Our sports teams here in New York weren’t all that good this past year — except for the Rangers (and, OK, now the Islanders). Still, we found reasons — both good and bad — to keep tuning in.
“Very few reached out to me and pretty much just told me their gratitude and how they were thankful that I had the courage. They wished that they had the courage to come out.”
While Sam may still become the first openly gay player on a regular-season NFL roster, we are long overdue for others to look in the mirror and recognize it’s their time to pick up the check.
Sam was signed to Dallas’ practice squad on Sept. 3, four days after he was among the final cuts by the St. Louis Rams at the end of the preseason.
The NFL’s first openly gay player reportedly had a powerful ally working behind the scenes after he was cut by Rams over the weekend.
Sam is back in the NFL four days after being cut by the Rams.

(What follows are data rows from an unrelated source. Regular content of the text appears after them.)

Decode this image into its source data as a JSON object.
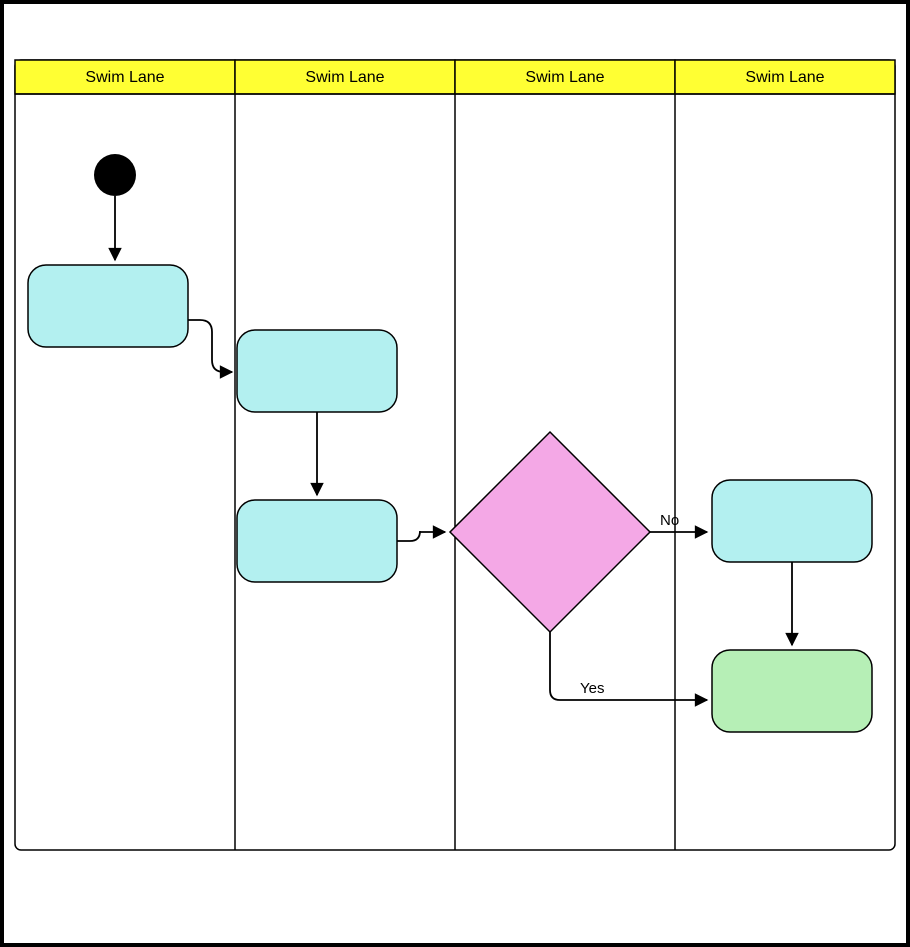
{
  "diagram": {
    "type": "swimlane-flowchart",
    "lanes": [
      {
        "label": "Swim Lane"
      },
      {
        "label": "Swim Lane"
      },
      {
        "label": "Swim Lane"
      },
      {
        "label": "Swim Lane"
      }
    ],
    "nodes": {
      "start": {
        "type": "start",
        "lane": 0
      },
      "task1": {
        "type": "task",
        "lane": 0,
        "label": ""
      },
      "task2": {
        "type": "task",
        "lane": 1,
        "label": ""
      },
      "task3": {
        "type": "task",
        "lane": 1,
        "label": ""
      },
      "decision": {
        "type": "decision",
        "lane": 2,
        "label": ""
      },
      "task4": {
        "type": "task",
        "lane": 3,
        "label": ""
      },
      "task5": {
        "type": "end-task",
        "lane": 3,
        "label": ""
      }
    },
    "edges": [
      {
        "from": "start",
        "to": "task1",
        "label": ""
      },
      {
        "from": "task1",
        "to": "task2",
        "label": ""
      },
      {
        "from": "task2",
        "to": "task3",
        "label": ""
      },
      {
        "from": "task3",
        "to": "decision",
        "label": ""
      },
      {
        "from": "decision",
        "to": "task4",
        "label": "No"
      },
      {
        "from": "decision",
        "to": "task5",
        "label": "Yes"
      },
      {
        "from": "task4",
        "to": "task5",
        "label": ""
      }
    ]
  }
}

And he has a shot of seeing game action this season with serious questions surrounding the Cowboys defense.
According to multiple reports, the rookie defensive end will head to Dallas on Tuesday night to take a physical with the Cowboys on Wednesday.
ESPN was forced to moonwalk from a report that Sam had not showered with his Rams teammates. Why? Not as in why didn’t he, but why take a fire extinguisher to the story? Clearly it means something.

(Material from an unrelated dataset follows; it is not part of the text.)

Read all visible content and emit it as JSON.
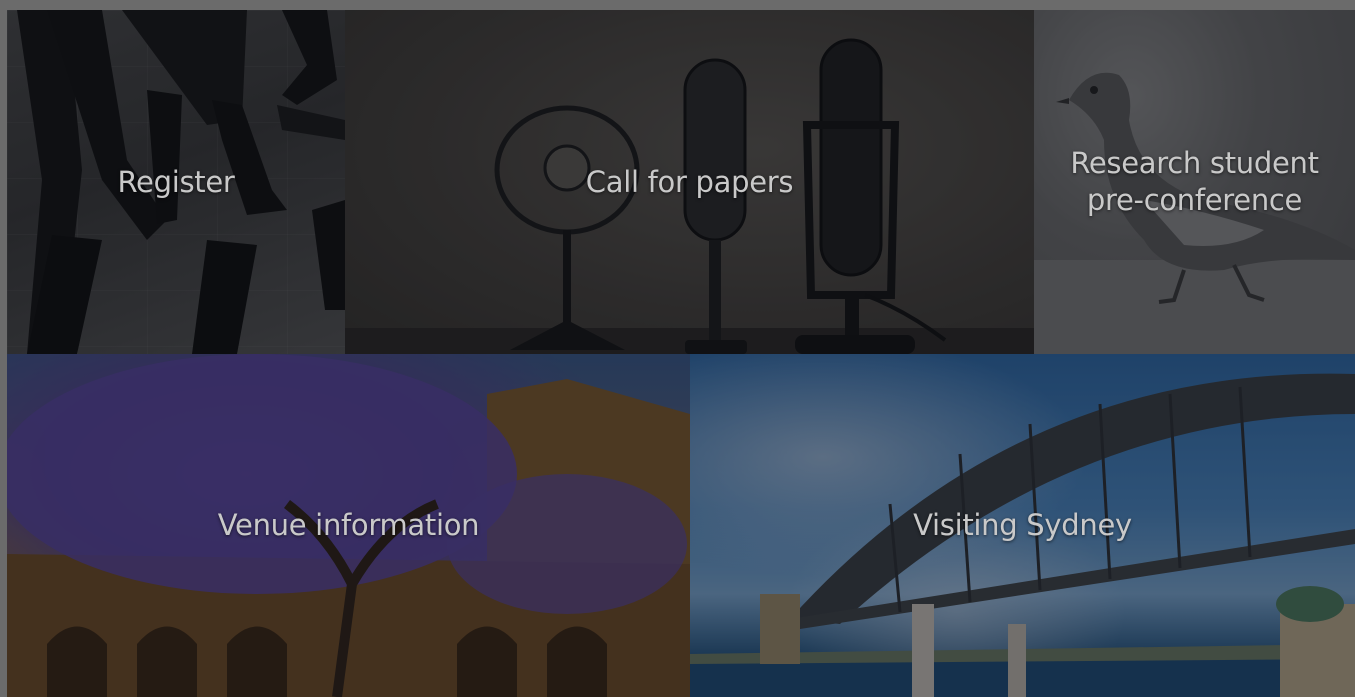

Alouettes general manager Jim Popp said Sam “is on our list of negotiations” after the NFL’s first openly gay player to be drafted was cut by the Rams over the weekend.
Sam, who was drafted in the seventh round out of Missouri, had by most accounts a very solid preseason with the Rams, but simply was a bad fit considering how stacked St. Louis seems to be along its defensive line.
The St. Louis Rams have cut Michael Sam, the first openly gay player drafted by an NFL team.
Meet the NFL players you need to follow this football season.
With NFL training camp underway, let’s look at the biggest storylines to watch for in camp the next month.
Empires die from within. They collapse on themselves, and they fall by the hybrid disease of hubris and complacency. The NFL’s worldview is increasingly blurry, slowly unable to separate grand from grandiose.
NFL training camps start this week. And these rookies may be already feeling the pressure.